As a hypothetical solution, this design system suggests a way of creating political-position-based visual identities for all candidates. The approach eschews red-white-and-blue and stars-and-stripes (We know what country you’re campaigning to lead.) in favor of more diverse and individualized representations.

The design is built on a biaxial spectrum known as The Political Compass, which uses both economic and social scales as an alternative to the more simplistic left/right model. The Political Compass has plotted seven of the 2012 presidential candidates on the spectrum by comparing a series of propositions with the voting records, statements and actions of each candidate. I’ve added a color spectrum to The Compass in order to derive a color specific to each political position and have also created a basic typographic treatment which skews text toward that same point on the spectrum. A combination of the two could produce any communication materials needed for the campaigns. In this post are brief examples for the top five candidates from this year’s election:

1. Barack Obama, Democratic Party, 61,713,086 votes
2. Mitt Romney, Republican Party, 58,510,150 votes
3. Gary Johnson, Libertarian Party, 1,139,562 votes
4. Jill Stein, Green Party, 396,684 votes
5. Rocky Anderson, Justice Party, 34,521 votes
*Roseanne Barr of the Peace and Freedom Party came in fifth place, ahead of Anderson, with 51,714 votes. However her position was not identified by Political Compass™ and so she was, unfortunately, also excluded here.

Perspecta: The Yale Architectural Journal

Perspecta 45: Agency

Editors Kurt Evans, Iben Falconer and Ian Mills
designed with Mylinh Trieu Nguyen

Architecture has always been intimately intertwined with its social, political, and economic contexts; major events in world history have had correspondingly dramatic effects on the discipline. The Great Depression, the fall of the Berlin Wall, and Hurricane Katrina, for example, were all catalysts for architectural response and resulted in a diversification of the architect’s portfolio. Yet far too often, architects simply react to changes in the world, rather than serving as agents of change themselves.

This issue of Perspecta — the oldest and most distinguished student-edited architectural journal in America — takes a broader view, using the concept of agency to explore the future of architecture. The retreat from liability, the barricade of theory, and the silos of specialization have generated a field that is risk-averse and reactive, rather than bold and active. Instead of assuming that architects can only throw up their hands in despair, the editors of this issue of Perspecta invite them to roll up their sleeves and get to work.

In Perspecta 45, prominent architects, scholars, and artists investigate how architects can become agents for change within their own discipline and in the world at large.
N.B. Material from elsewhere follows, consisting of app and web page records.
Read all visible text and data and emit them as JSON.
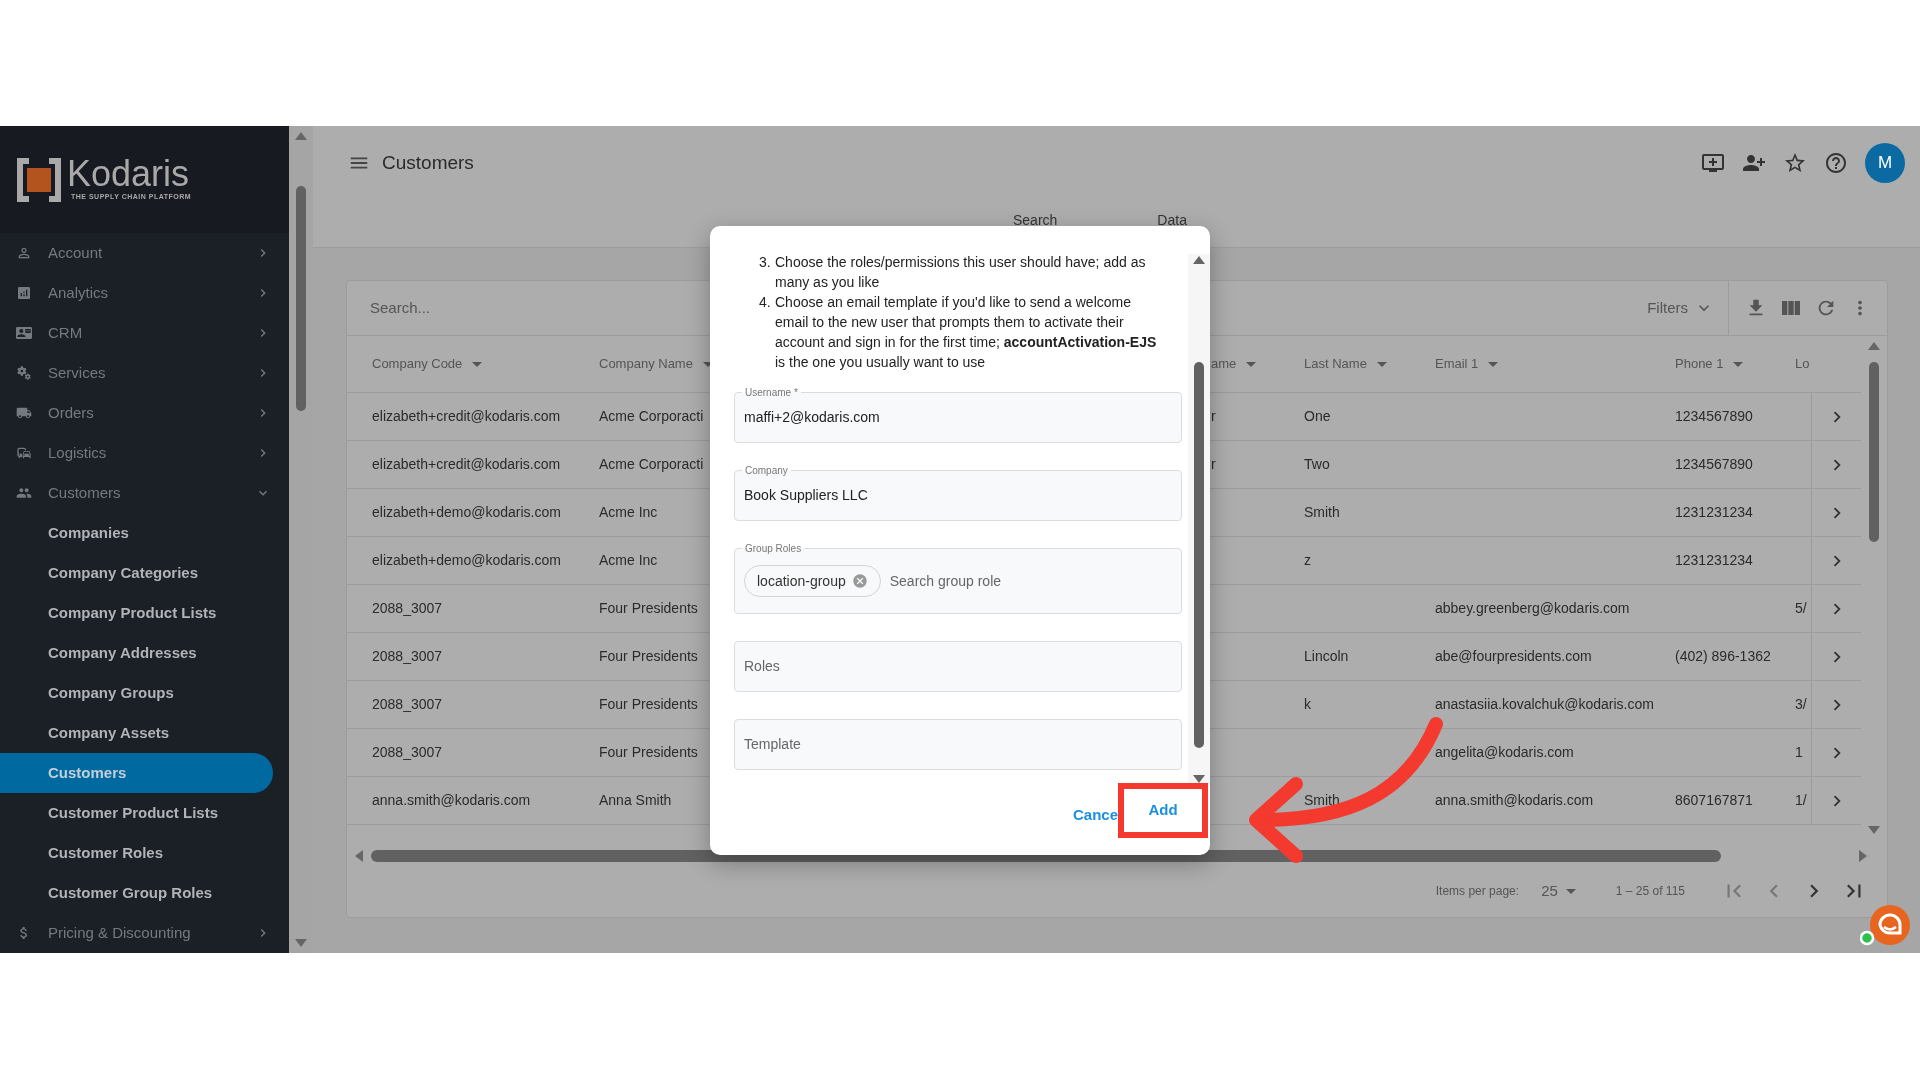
{
  "sidebar": {
    "logo": {
      "name": "Kodaris",
      "tagline": "THE SUPPLY CHAIN PLATFORM"
    },
    "items": [
      {
        "label": "Account",
        "expanded": false
      },
      {
        "label": "Analytics",
        "expanded": false
      },
      {
        "label": "CRM",
        "expanded": false
      },
      {
        "label": "Services",
        "expanded": false
      },
      {
        "label": "Orders",
        "expanded": false
      },
      {
        "label": "Logistics",
        "expanded": false
      },
      {
        "label": "Customers",
        "expanded": true,
        "children": [
          {
            "label": "Companies",
            "selected": false
          },
          {
            "label": "Company Categories",
            "selected": false
          },
          {
            "label": "Company Product Lists",
            "selected": false
          },
          {
            "label": "Company Addresses",
            "selected": false
          },
          {
            "label": "Company Groups",
            "selected": false
          },
          {
            "label": "Company Assets",
            "selected": false
          },
          {
            "label": "Customers",
            "selected": true
          },
          {
            "label": "Customer Product Lists",
            "selected": false
          },
          {
            "label": "Customer Roles",
            "selected": false
          },
          {
            "label": "Customer Group Roles",
            "selected": false
          }
        ]
      },
      {
        "label": "Pricing & Discounting",
        "expanded": false
      }
    ]
  },
  "header": {
    "title": "Customers",
    "avatar": "M"
  },
  "tabs": [
    {
      "label": "Search"
    },
    {
      "label": "Data"
    }
  ],
  "table": {
    "search_placeholder": "Search...",
    "filters": "Filters",
    "columns": [
      {
        "label": "Company Code",
        "sortable": true
      },
      {
        "label": "Company Name",
        "sortable": true
      },
      {
        "label": "ame",
        "sortable": true
      },
      {
        "label": "Last Name",
        "sortable": true
      },
      {
        "label": "Email 1",
        "sortable": true
      },
      {
        "label": "Phone 1",
        "sortable": true
      },
      {
        "label": "Lo",
        "sortable": false
      }
    ],
    "rows": [
      {
        "company_code": "elizabeth+credit@kodaris.com",
        "company_name": "Acme Corporacti",
        "column_3": "r",
        "last_name": "One",
        "phone_1": "1234567890"
      },
      {
        "company_code": "elizabeth+credit@kodaris.com",
        "company_name": "Acme Corporacti",
        "column_3": "r",
        "last_name": "Two",
        "phone_1": "1234567890"
      },
      {
        "company_code": "elizabeth+demo@kodaris.com",
        "company_name": "Acme Inc",
        "last_name": "Smith",
        "phone_1": "1231231234"
      },
      {
        "company_code": "elizabeth+demo@kodaris.com",
        "company_name": "Acme Inc",
        "last_name": "z",
        "phone_1": "1231231234"
      },
      {
        "company_code": "2088_3007",
        "company_name": "Four Presidents",
        "email_1": "abbey.greenberg@kodaris.com",
        "column_7": "5/"
      },
      {
        "company_code": "2088_3007",
        "company_name": "Four Presidents",
        "last_name": "Lincoln",
        "email_1": "abe@fourpresidents.com",
        "phone_1": "(402) 896-1362"
      },
      {
        "company_code": "2088_3007",
        "company_name": "Four Presidents",
        "last_name": "k",
        "email_1": "anastasiia.kovalchuk@kodaris.com",
        "column_7": "3/"
      },
      {
        "company_code": "2088_3007",
        "company_name": "Four Presidents",
        "email_1": "angelita@kodaris.com",
        "column_7": "1"
      },
      {
        "company_code": "anna.smith@kodaris.com",
        "company_name": "Anna Smith",
        "last_name": "Smith",
        "email_1": "anna.smith@kodaris.com",
        "phone_1": "8607167871",
        "column_7": "1/"
      }
    ]
  },
  "pagination": {
    "items_per_page_label": "Items per page:",
    "page_size": "25",
    "range": "1 – 25 of 115"
  },
  "dialog": {
    "steps": [
      {
        "number": "3.",
        "text": "Choose the roles/permissions this user should have; add as many as you like"
      },
      {
        "number": "4.",
        "text": "Choose an email template if you'd like to send a welcome email to the new user that prompts them to activate their account and sign in for the first time; **accountActivation-EJS** is the one you usually want to use"
      }
    ],
    "fields": [
      {
        "kind": "text",
        "label": "Username *",
        "value": "maffi+2@kodaris.com"
      },
      {
        "kind": "text",
        "label": "Company",
        "value": "Book Suppliers LLC"
      },
      {
        "kind": "chips",
        "label": "Group Roles",
        "chips": [
          "location-group"
        ],
        "placeholder": "Search group role"
      },
      {
        "kind": "select",
        "placeholder": "Roles"
      },
      {
        "kind": "select",
        "placeholder": "Template"
      }
    ],
    "buttons": [
      {
        "label": "Cance",
        "highlighted": false
      },
      {
        "label": "Add",
        "highlighted": true
      }
    ]
  }
}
Contributors: Eeva-Liisa Pelkonen, Nader Tehrani, Ines Weizman, Jaime Lerner, Urban-Think Tank, Stefano Boeri, Peter Eisenman, Michael Osman, Darryl Collins, Vann Molyvann, Enrique Ramirez, Rania Ghosn, Victor Van Der Chijs, Bjarke Ingels, Jan Kempenaers, Andrew Shanken, Keller Easterling, Timur Galen, Perspecta 45 & Pierluigi Serraino, Thomas Auer, Joshua Vanwyck & Erik Olsen, Preston Scott Cohen, and Ariane Lourie Harrison
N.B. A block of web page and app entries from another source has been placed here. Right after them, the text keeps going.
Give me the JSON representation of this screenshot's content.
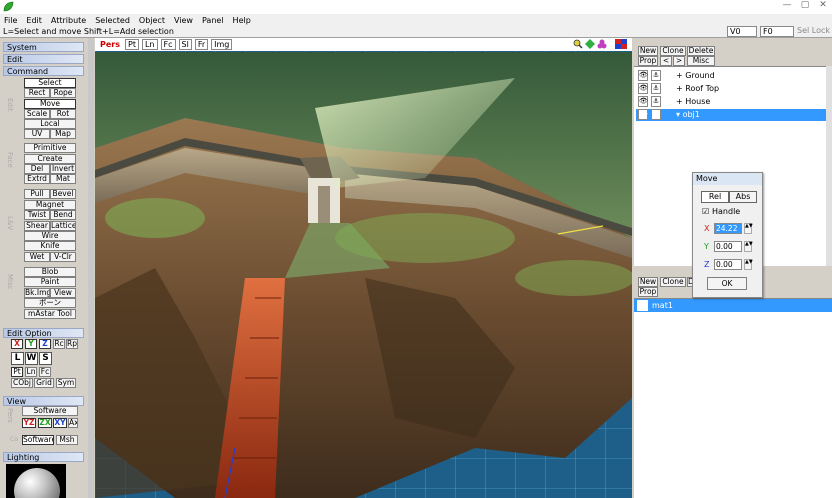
{
  "window": {
    "min": "—",
    "max": "▢",
    "close": "✕"
  },
  "menu": [
    "File",
    "Edit",
    "Attribute",
    "Selected",
    "Object",
    "View",
    "Panel",
    "Help"
  ],
  "status": {
    "hint": "L=Select and move  Shift+L=Add selection",
    "v": "V0",
    "f": "F0",
    "sel_lock": "Sel Lock"
  },
  "left": {
    "sections": {
      "system": "System",
      "edit": "Edit",
      "command": "Command",
      "edit_option": "Edit Option",
      "view": "View",
      "lighting": "Lighting"
    },
    "group_labels": {
      "edit": "Edit",
      "face": "Face",
      "lev": "L&V",
      "misc": "Misc",
      "pers": "Pers",
      "co": "Co"
    },
    "cmd": {
      "select": "Select",
      "rect": "Rect",
      "rope": "Rope",
      "move": "Move",
      "scale": "Scale",
      "rot": "Rot",
      "local": "Local",
      "uv": "UV",
      "map": "Map",
      "primitive": "Primitive",
      "create": "Create",
      "del": "Del",
      "invert": "Invert",
      "extrd": "Extrd",
      "mat": "Mat",
      "pull": "Pull",
      "bevel": "Bevel",
      "magnet": "Magnet",
      "twist": "Twist",
      "bend": "Bend",
      "shear": "Shear",
      "lattice": "Lattice",
      "wire": "Wire",
      "knife": "Knife",
      "wet": "Wet",
      "vclr": "V-Clr",
      "blob": "Blob",
      "paint": "Paint",
      "bkimg": "Bk.Img",
      "view": "View",
      "bone": "ボーン",
      "mastar": "mAstar Tool"
    },
    "opt": {
      "x": "X",
      "y": "Y",
      "z": "Z",
      "rc": "Rc",
      "rp": "Rp",
      "l": "L",
      "w": "W",
      "s": "S",
      "pt": "Pt",
      "ln": "Ln",
      "fc": "Fc",
      "cobj": "CObj",
      "grid": "Grid",
      "sym": "Sym"
    },
    "view": {
      "software": "Software",
      "yz": "YZ",
      "zx": "ZX",
      "xy": "XY",
      "ax": "Ax",
      "software2": "Software",
      "msh": "Msh"
    }
  },
  "viewport": {
    "tabs": [
      "Pers",
      "Pt",
      "Ln",
      "Fc",
      "Sl",
      "Fr",
      "Img"
    ]
  },
  "objpanel": {
    "new": "New",
    "clone": "Clone",
    "delete": "Delete",
    "prop": "Prop",
    "prev": "<",
    "next": ">",
    "misc": "Misc",
    "objects": [
      {
        "name": "Ground",
        "prefix": "+",
        "selected": false
      },
      {
        "name": "Roof Top",
        "prefix": "+",
        "selected": false
      },
      {
        "name": "House",
        "prefix": "+",
        "selected": false
      },
      {
        "name": "obj1",
        "prefix": "▾",
        "selected": true
      }
    ]
  },
  "matpanel": {
    "new": "New",
    "clone": "Clone",
    "d": "D",
    "prop": "Prop",
    "materials": [
      {
        "name": "mat1",
        "selected": true
      }
    ]
  },
  "move_dialog": {
    "title": "Move",
    "rel": "Rel",
    "abs": "Abs",
    "handle_check": "☑",
    "handle": "Handle",
    "x_label": "X",
    "x": "24.22",
    "y_label": "Y",
    "y": "0.00",
    "z_label": "Z",
    "z": "0.00",
    "ok": "OK"
  },
  "colors": {
    "x_axis": "#d02020",
    "y_axis": "#20a020",
    "z_axis": "#2040d0",
    "selection": "#3399ff"
  }
}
Perspecta is the Yale Architectural Journal, published by the Yale School of Architecture and distributed by the MIT Press. Get it at the MIT Press or Amazon or maybe even a physical bookstore like Hennessey + Ingalls in LA, William Stout in San Francsico, or McNally Jackson, Spoonbill & Sugartown, St. Marks Bookshop, and Van Alen Books (among others) in New York.

The Book Remains the Same
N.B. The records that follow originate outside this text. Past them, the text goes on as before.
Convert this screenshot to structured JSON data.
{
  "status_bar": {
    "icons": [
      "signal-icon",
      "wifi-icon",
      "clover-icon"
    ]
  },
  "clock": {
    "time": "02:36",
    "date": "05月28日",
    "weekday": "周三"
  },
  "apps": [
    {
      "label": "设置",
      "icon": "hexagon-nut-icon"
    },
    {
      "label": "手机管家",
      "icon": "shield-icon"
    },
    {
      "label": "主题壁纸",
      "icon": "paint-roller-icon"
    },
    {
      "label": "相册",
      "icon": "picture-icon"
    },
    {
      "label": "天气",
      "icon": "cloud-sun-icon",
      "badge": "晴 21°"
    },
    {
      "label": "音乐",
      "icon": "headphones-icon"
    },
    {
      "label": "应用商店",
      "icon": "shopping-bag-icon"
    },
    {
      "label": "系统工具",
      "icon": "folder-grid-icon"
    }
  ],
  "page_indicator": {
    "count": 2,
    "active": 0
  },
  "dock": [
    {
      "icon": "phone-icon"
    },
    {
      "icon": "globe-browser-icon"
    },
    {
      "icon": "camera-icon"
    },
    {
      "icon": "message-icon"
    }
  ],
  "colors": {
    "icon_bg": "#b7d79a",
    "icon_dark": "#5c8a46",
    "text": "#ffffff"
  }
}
I love this GIF Mylinh made of the Yale MFA Photography Catalog we designed last year. You can see more images of the book in this previous post.